BEGIN

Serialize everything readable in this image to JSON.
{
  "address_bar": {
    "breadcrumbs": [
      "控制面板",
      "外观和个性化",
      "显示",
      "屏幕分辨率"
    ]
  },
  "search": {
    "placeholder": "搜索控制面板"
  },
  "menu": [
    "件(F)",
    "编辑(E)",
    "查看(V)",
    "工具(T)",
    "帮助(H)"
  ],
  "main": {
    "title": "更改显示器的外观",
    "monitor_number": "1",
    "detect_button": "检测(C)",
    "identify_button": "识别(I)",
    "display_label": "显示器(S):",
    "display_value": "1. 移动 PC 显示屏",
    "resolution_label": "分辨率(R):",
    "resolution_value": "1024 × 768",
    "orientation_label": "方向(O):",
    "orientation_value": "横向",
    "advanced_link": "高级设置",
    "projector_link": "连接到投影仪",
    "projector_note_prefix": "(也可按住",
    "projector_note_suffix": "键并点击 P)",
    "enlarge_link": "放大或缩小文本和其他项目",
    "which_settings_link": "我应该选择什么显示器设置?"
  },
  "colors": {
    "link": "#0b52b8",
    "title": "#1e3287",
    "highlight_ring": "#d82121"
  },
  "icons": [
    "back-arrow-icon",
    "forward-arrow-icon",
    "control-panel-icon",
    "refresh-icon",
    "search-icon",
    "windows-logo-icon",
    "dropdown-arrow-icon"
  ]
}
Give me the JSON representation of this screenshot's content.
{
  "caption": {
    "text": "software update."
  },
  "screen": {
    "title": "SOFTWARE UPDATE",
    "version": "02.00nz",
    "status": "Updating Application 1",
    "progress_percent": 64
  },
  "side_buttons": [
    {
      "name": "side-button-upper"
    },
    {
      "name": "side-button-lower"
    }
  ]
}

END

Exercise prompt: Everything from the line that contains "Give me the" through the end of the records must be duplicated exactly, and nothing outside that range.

Response area:
Give me the JSON representation of this screenshot's content.
{
  "caption": {
    "text": "software update."
  },
  "screen": {
    "title": "SOFTWARE UPDATE",
    "version": "02.00nz",
    "status": "Updating Application 1",
    "progress_percent": 64
  },
  "side_buttons": [
    {
      "name": "side-button-upper"
    },
    {
      "name": "side-button-lower"
    }
  ]
}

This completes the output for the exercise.